◆ **REQUIREMENT**:
Your answer should be every line of the entries that has the string "teapot" in it.

(Data about app and page elements)
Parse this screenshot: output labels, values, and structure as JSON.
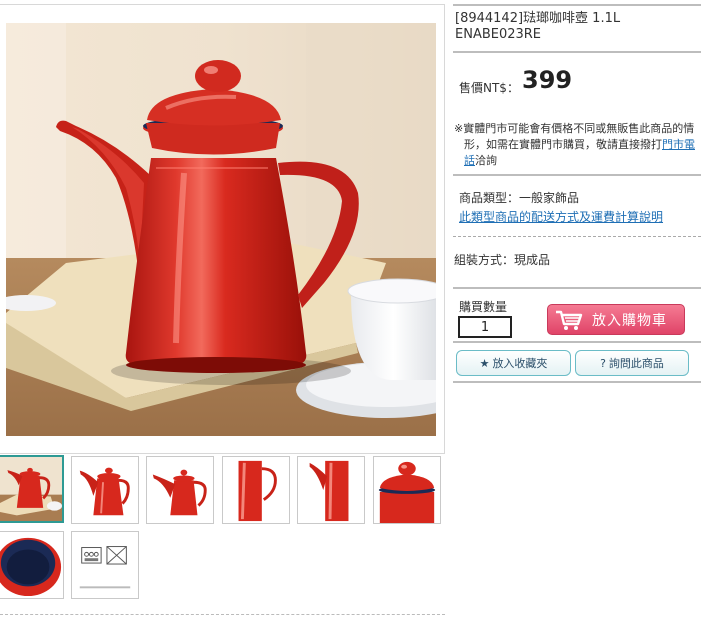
{
  "product": {
    "title_line1": "[8944142]琺瑯咖啡壺 1.1L",
    "title_line2": "ENABE023RE",
    "price_label": "售價NT$：",
    "price_value": "399",
    "note_line1": "※實體門市可能會有價格不同或無販售此商品的情",
    "note_line2_pre": "形，如需在實體門市購買，敬請直接撥打",
    "note_link": "門市電話",
    "note_link_a": "門市電",
    "note_link_b": "話",
    "note_post": "洽詢",
    "category_label": "商品類型：一般家飾品",
    "category_link": "此類型商品的配送方式及運費計算說明",
    "assembly": "組裝方式：現成品"
  },
  "purchase": {
    "qty_label": "購買數量",
    "qty_value": "1",
    "add_to_cart": "放入購物車",
    "favorite": "放入收藏夾",
    "favorite_icon": "star-icon",
    "inquire": "詢問此商品",
    "inquire_icon": "question-icon"
  },
  "thumbnails": [
    {
      "name": "thumb-1",
      "kind": "teapot-scene"
    },
    {
      "name": "thumb-2",
      "kind": "teapot-left"
    },
    {
      "name": "thumb-3",
      "kind": "teapot-left-small"
    },
    {
      "name": "thumb-4",
      "kind": "teapot-side"
    },
    {
      "name": "thumb-5",
      "kind": "teapot-spout"
    },
    {
      "name": "thumb-6",
      "kind": "teapot-top"
    },
    {
      "name": "thumb-7",
      "kind": "teapot-inside"
    },
    {
      "name": "thumb-8",
      "kind": "care-symbols"
    }
  ],
  "colors": {
    "accent_red": "#d9261c",
    "cart_pink": "#e04468",
    "link_blue": "#1f6fb5",
    "teal_border": "#2e9a94"
  }
}
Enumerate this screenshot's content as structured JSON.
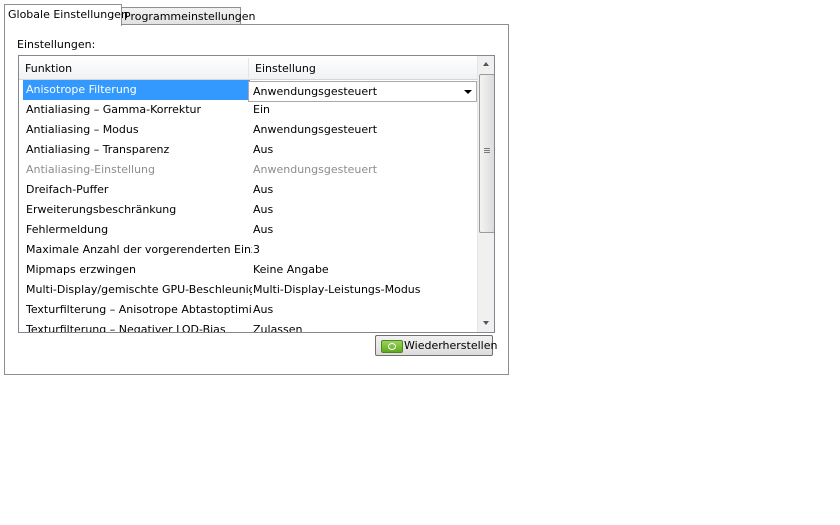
{
  "tabs": [
    {
      "label": "Globale Einstellungen"
    },
    {
      "label": "Programmeinstellungen"
    }
  ],
  "panel": {
    "group_label": "Einstellungen:",
    "columns": [
      "Funktion",
      "Einstellung"
    ],
    "rows": [
      {
        "feature": "Anisotrope Filterung",
        "setting": "Anwendungsgesteuert",
        "state": "selected"
      },
      {
        "feature": "Antialiasing – Gamma-Korrektur",
        "setting": "Ein",
        "state": "normal"
      },
      {
        "feature": "Antialiasing – Modus",
        "setting": "Anwendungsgesteuert",
        "state": "normal"
      },
      {
        "feature": "Antialiasing – Transparenz",
        "setting": "Aus",
        "state": "normal"
      },
      {
        "feature": "Antialiasing-Einstellung",
        "setting": "Anwendungsgesteuert",
        "state": "disabled"
      },
      {
        "feature": "Dreifach-Puffer",
        "setting": "Aus",
        "state": "normal"
      },
      {
        "feature": "Erweiterungsbeschränkung",
        "setting": "Aus",
        "state": "normal"
      },
      {
        "feature": "Fehlermeldung",
        "setting": "Aus",
        "state": "normal"
      },
      {
        "feature": "Maximale Anzahl der vorgerenderten Einz…",
        "setting": "3",
        "state": "normal"
      },
      {
        "feature": "Mipmaps erzwingen",
        "setting": "Keine Angabe",
        "state": "normal"
      },
      {
        "feature": "Multi-Display/gemischte GPU-Beschleunigung",
        "setting": "Multi-Display-Leistungs-Modus",
        "state": "normal"
      },
      {
        "feature": "Texturfilterung – Anisotrope Abtastoptimi…",
        "setting": "Aus",
        "state": "normal"
      },
      {
        "feature": "Texturfilterung – Negativer LOD-Bias",
        "setting": "Zulassen",
        "state": "normal"
      }
    ],
    "restore_button": "Wiederherstellen"
  },
  "icons": {
    "dropdown": "chevron-down-icon",
    "scroll_up": "scroll-up-arrow-icon",
    "scroll_down": "scroll-down-arrow-icon",
    "restore": "nvidia-logo-icon"
  },
  "colors": {
    "selection": "#3399ff",
    "disabled_text": "#8d8d8d"
  }
}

◆ **TASK ANSWER**:
      "kind": "teapot-scene"
      "kind": "teapot-left"
      "kind": "teapot-left-small"
      "kind": "teapot-side"
      "kind": "teapot-spout"
      "kind": "teapot-top"
      "kind": "teapot-inside"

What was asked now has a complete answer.